PROBLEM TO SOLVE.
Print every entry, word for word, and skip the images.
━━ SUPPLIED DATA
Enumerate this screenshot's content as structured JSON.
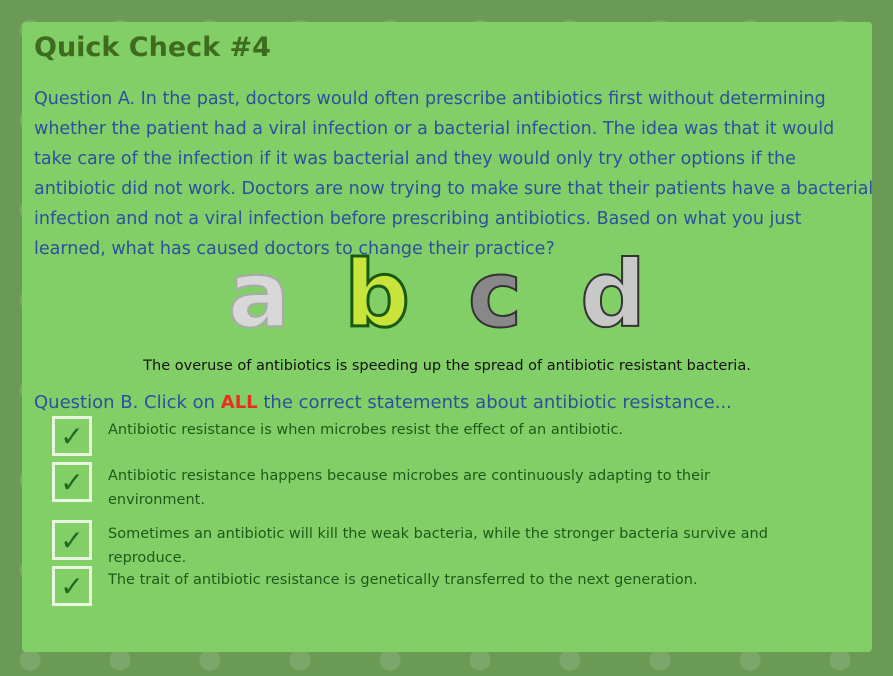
{
  "title": "Quick Check #4",
  "question_a": {
    "text": "Question A. In the past, doctors would often prescribe antibiotics first without determining whether the patient had a viral infection or a bacterial infection. The idea was that it would take care of the infection if it was bacterial and they would only try other options if the antibiotic did not work. Doctors are now trying to make sure that their patients have a bacterial infection and not a viral infection before prescribing antibiotics. Based on what you just learned, what has caused doctors to change their practice?",
    "options": [
      "a",
      "b",
      "c",
      "d"
    ],
    "selected": "b",
    "answer_text": "The overuse of antibiotics is speeding up the spread of antibiotic resistant bacteria."
  },
  "question_b": {
    "prefix": "Question B. Click on ",
    "emphasis": "ALL",
    "suffix": " the correct statements about antibiotic resistance...",
    "options": [
      {
        "text": "Antibiotic resistance is when microbes resist the effect of an antibiotic.",
        "checked": true,
        "mark": "✓"
      },
      {
        "text": "Antibiotic resistance happens because microbes are continuously adapting to their environment.",
        "checked": true,
        "mark": "✓"
      },
      {
        "text": "Sometimes an antibiotic will kill the weak bacteria, while the stronger bacteria survive and reproduce.",
        "checked": true,
        "mark": "✓"
      },
      {
        "text": "The trait of antibiotic resistance is genetically transferred to the next generation.",
        "checked": true,
        "mark": "✓"
      }
    ]
  },
  "colors": {
    "accent": "#e8301c",
    "question": "#2c4f9e",
    "title": "#3e6b1d",
    "panel": "#82cf68"
  }
}
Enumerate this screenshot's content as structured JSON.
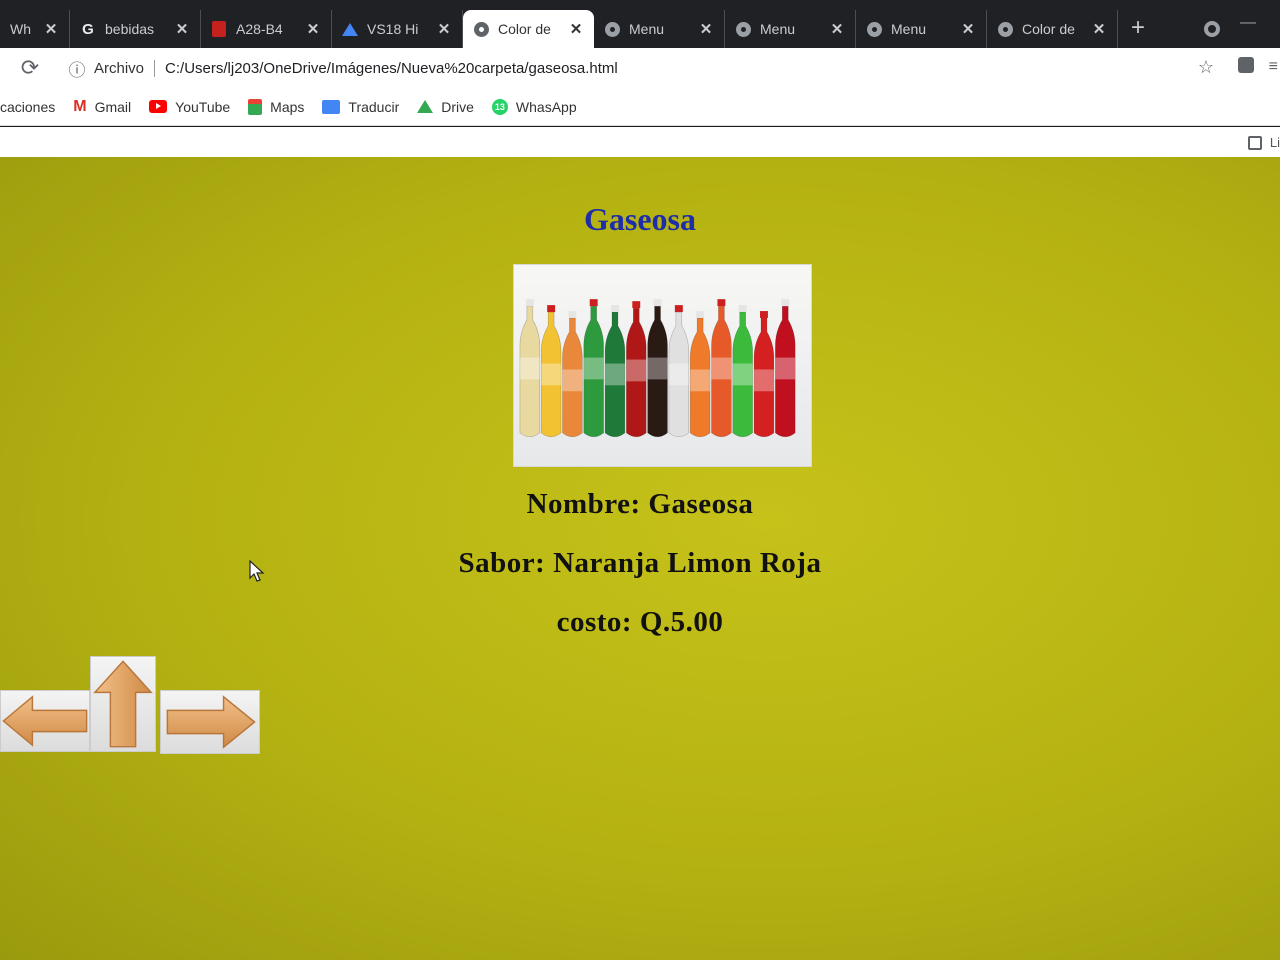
{
  "browser": {
    "tabs": [
      {
        "title": "Wh",
        "icon": "whatsapp-icon",
        "active": false
      },
      {
        "title": "bebidas",
        "icon": "google-icon",
        "active": false
      },
      {
        "title": "A28-B4",
        "icon": "document-icon",
        "active": false
      },
      {
        "title": "VS18 Hi",
        "icon": "drive-icon",
        "active": false
      },
      {
        "title": "Color de",
        "icon": "globe-icon",
        "active": true
      },
      {
        "title": "Menu",
        "icon": "globe-icon",
        "active": false
      },
      {
        "title": "Menu",
        "icon": "globe-icon",
        "active": false
      },
      {
        "title": "Menu",
        "icon": "globe-icon",
        "active": false
      },
      {
        "title": "Color de",
        "icon": "globe-icon",
        "active": false
      }
    ],
    "address": {
      "origin_label": "Archivo",
      "url": "C:/Users/lj203/OneDrive/Imágenes/Nueva%20carpeta/gaseosa.html"
    },
    "bookmarks_apps_label": "caciones",
    "bookmarks": [
      {
        "label": "Gmail",
        "icon": "gmail-icon"
      },
      {
        "label": "YouTube",
        "icon": "youtube-icon"
      },
      {
        "label": "Maps",
        "icon": "maps-icon"
      },
      {
        "label": "Traducir",
        "icon": "translate-icon"
      },
      {
        "label": "Drive",
        "icon": "drive-icon"
      },
      {
        "label": "WhasApp",
        "icon": "whatsapp-icon"
      }
    ],
    "reading_list_label": "Li"
  },
  "page": {
    "title": "Gaseosa",
    "name_line": "Nombre: Gaseosa",
    "flavor_line": "Sabor: Naranja Limon Roja",
    "cost_line": "costo: Q.5.00",
    "image_label": "soda bottles",
    "nav": {
      "left": "arrow-left-icon",
      "up": "arrow-up-icon",
      "right": "arrow-right-icon"
    }
  },
  "colors": {
    "page_background": "#c0be18",
    "title": "#1f2ea8",
    "arrow": "#e0a060"
  }
}
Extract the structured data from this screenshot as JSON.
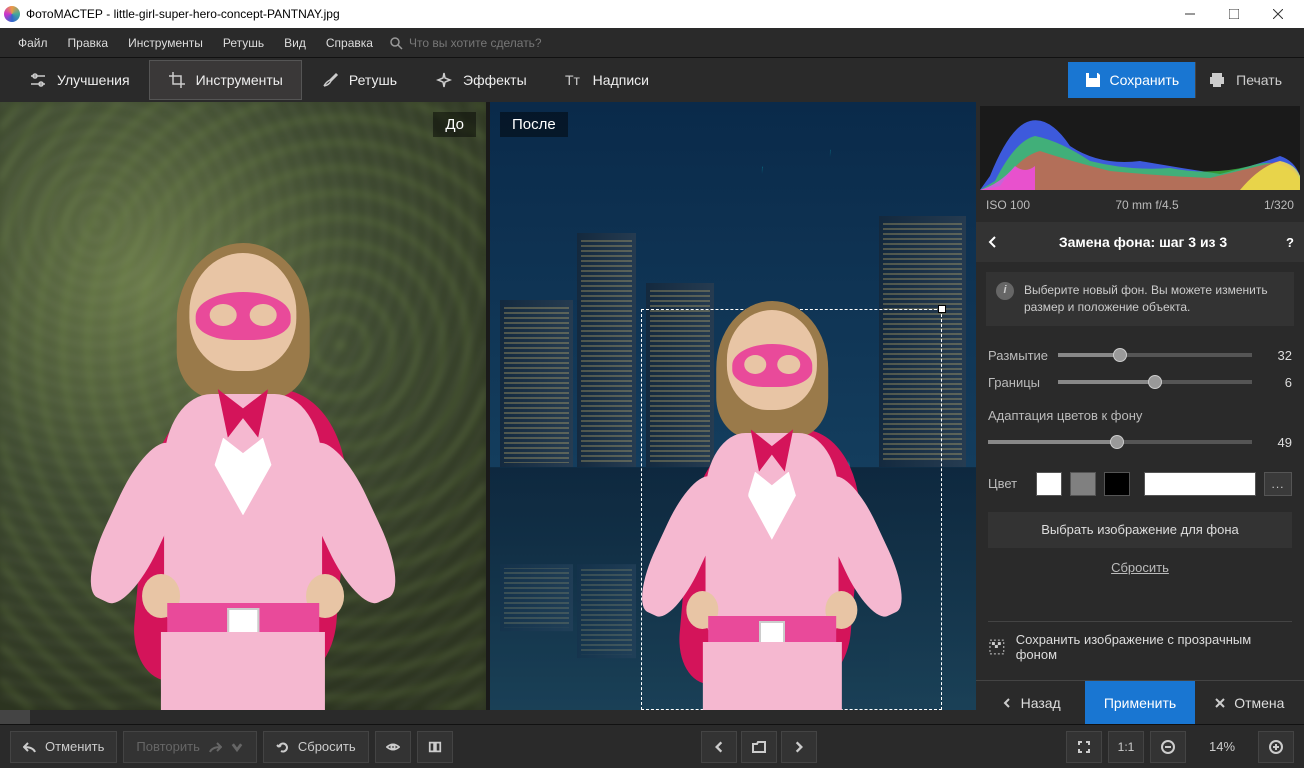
{
  "titlebar": {
    "title": "ФотоМАСТЕР - little-girl-super-hero-concept-PANTNAY.jpg"
  },
  "menubar": {
    "items": [
      "Файл",
      "Правка",
      "Инструменты",
      "Ретушь",
      "Вид",
      "Справка"
    ],
    "search_placeholder": "Что вы хотите сделать?"
  },
  "tabs": {
    "items": [
      "Улучшения",
      "Инструменты",
      "Ретушь",
      "Эффекты",
      "Надписи"
    ],
    "active_index": 1,
    "save_label": "Сохранить",
    "print_label": "Печать"
  },
  "canvas": {
    "before_label": "До",
    "after_label": "После"
  },
  "meta": {
    "iso": "ISO 100",
    "lens": "70 mm f/4.5",
    "shutter": "1/320"
  },
  "panel": {
    "title": "Замена фона: шаг 3 из 3",
    "info": "Выберите новый фон. Вы можете изменить размер и положение объекта.",
    "blur": {
      "label": "Размытие",
      "value": 32,
      "pct": 32
    },
    "edges": {
      "label": "Границы",
      "value": 6,
      "pct": 50
    },
    "adapt_heading": "Адаптация цветов к фону",
    "adapt": {
      "value": 49,
      "pct": 49
    },
    "color_label": "Цвет",
    "swatches": [
      "#ffffff",
      "#808080",
      "#000000"
    ],
    "dots_label": "...",
    "choose_bg": "Выбрать изображение для фона",
    "reset": "Сбросить",
    "save_transparent": "Сохранить изображение с прозрачным фоном",
    "back": "Назад",
    "apply": "Применить",
    "cancel": "Отмена"
  },
  "bottombar": {
    "undo": "Отменить",
    "redo": "Повторить",
    "reset": "Сбросить",
    "ratio": "1:1",
    "zoom": "14%"
  }
}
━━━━
WRITTEN RESPONSE.
Enumerate this screenshot's content as structured JSON.
{
  "title": "Quick Check #4",
  "question_a": {
    "text": "Question A. In the past, doctors would often prescribe antibiotics first without determining whether the patient had a viral infection or a bacterial infection. The idea was that it would take care of the infection if it was bacterial and they would only try other options if the antibiotic did not work. Doctors are now trying to make sure that their patients have a bacterial infection and not a viral infection before prescribing antibiotics. Based on what you just learned, what has caused doctors to change their practice?",
    "options": [
      "a",
      "b",
      "c",
      "d"
    ],
    "selected": "b",
    "answer_text": "The overuse of antibiotics is speeding up the spread of antibiotic resistant bacteria."
  },
  "question_b": {
    "prefix": "Question B. Click on ",
    "emphasis": "ALL",
    "suffix": " the correct statements about antibiotic resistance...",
    "options": [
      {
        "text": "Antibiotic resistance is when microbes resist the effect of an antibiotic.",
        "checked": true,
        "mark": "✓"
      },
      {
        "text": "Antibiotic resistance happens because microbes are continuously adapting to their environment.",
        "checked": true,
        "mark": "✓"
      },
      {
        "text": "Sometimes an antibiotic will kill the weak bacteria, while the stronger bacteria survive and reproduce.",
        "checked": true,
        "mark": "✓"
      },
      {
        "text": "The trait of antibiotic resistance is genetically transferred to the next generation.",
        "checked": true,
        "mark": "✓"
      }
    ]
  },
  "colors": {
    "accent": "#e8301c",
    "question": "#2c4f9e",
    "title": "#3e6b1d",
    "panel": "#82cf68"
  }
}
Enumerate this screenshot's content as structured JSON.
{
  "browser": {
    "tabs": [
      {
        "title": "Wh",
        "icon": "whatsapp-icon",
        "active": false
      },
      {
        "title": "bebidas",
        "icon": "google-icon",
        "active": false
      },
      {
        "title": "A28-B4",
        "icon": "document-icon",
        "active": false
      },
      {
        "title": "VS18 Hi",
        "icon": "drive-icon",
        "active": false
      },
      {
        "title": "Color de",
        "icon": "globe-icon",
        "active": true
      },
      {
        "title": "Menu",
        "icon": "globe-icon",
        "active": false
      },
      {
        "title": "Menu",
        "icon": "globe-icon",
        "active": false
      },
      {
        "title": "Menu",
        "icon": "globe-icon",
        "active": false
      },
      {
        "title": "Color de",
        "icon": "globe-icon",
        "active": false
      }
    ],
    "address": {
      "origin_label": "Archivo",
      "url": "C:/Users/lj203/OneDrive/Imágenes/Nueva%20carpeta/gaseosa.html"
    },
    "bookmarks_apps_label": "caciones",
    "bookmarks": [
      {
        "label": "Gmail",
        "icon": "gmail-icon"
      },
      {
        "label": "YouTube",
        "icon": "youtube-icon"
      },
      {
        "label": "Maps",
        "icon": "maps-icon"
      },
      {
        "label": "Traducir",
        "icon": "translate-icon"
      },
      {
        "label": "Drive",
        "icon": "drive-icon"
      },
      {
        "label": "WhasApp",
        "icon": "whatsapp-icon"
      }
    ],
    "reading_list_label": "Li"
  },
  "page": {
    "title": "Gaseosa",
    "name_line": "Nombre: Gaseosa",
    "flavor_line": "Sabor: Naranja Limon Roja",
    "cost_line": "costo: Q.5.00",
    "image_label": "soda bottles",
    "nav": {
      "left": "arrow-left-icon",
      "up": "arrow-up-icon",
      "right": "arrow-right-icon"
    }
  },
  "colors": {
    "page_background": "#c0be18",
    "title": "#1f2ea8",
    "arrow": "#e0a060"
  }
}
Extract the structured data from this screenshot as JSON.
{
  "titlebar": {
    "title": "ФотоМАСТЕР - little-girl-super-hero-concept-PANTNAY.jpg"
  },
  "menubar": {
    "items": [
      "Файл",
      "Правка",
      "Инструменты",
      "Ретушь",
      "Вид",
      "Справка"
    ],
    "search_placeholder": "Что вы хотите сделать?"
  },
  "tabs": {
    "items": [
      "Улучшения",
      "Инструменты",
      "Ретушь",
      "Эффекты",
      "Надписи"
    ],
    "active_index": 1,
    "save_label": "Сохранить",
    "print_label": "Печать"
  },
  "canvas": {
    "before_label": "До",
    "after_label": "После"
  },
  "meta": {
    "iso": "ISO 100",
    "lens": "70 mm f/4.5",
    "shutter": "1/320"
  },
  "panel": {
    "title": "Замена фона: шаг 3 из 3",
    "info": "Выберите новый фон. Вы можете изменить размер и положение объекта.",
    "blur": {
      "label": "Размытие",
      "value": 32,
      "pct": 32
    },
    "edges": {
      "label": "Границы",
      "value": 6,
      "pct": 50
    },
    "adapt_heading": "Адаптация цветов к фону",
    "adapt": {
      "value": 49,
      "pct": 49
    },
    "color_label": "Цвет",
    "swatches": [
      "#ffffff",
      "#808080",
      "#000000"
    ],
    "dots_label": "...",
    "choose_bg": "Выбрать изображение для фона",
    "reset": "Сбросить",
    "save_transparent": "Сохранить изображение с прозрачным фоном",
    "back": "Назад",
    "apply": "Применить",
    "cancel": "Отмена"
  },
  "bottombar": {
    "undo": "Отменить",
    "redo": "Повторить",
    "reset": "Сбросить",
    "ratio": "1:1",
    "zoom": "14%"
  }
}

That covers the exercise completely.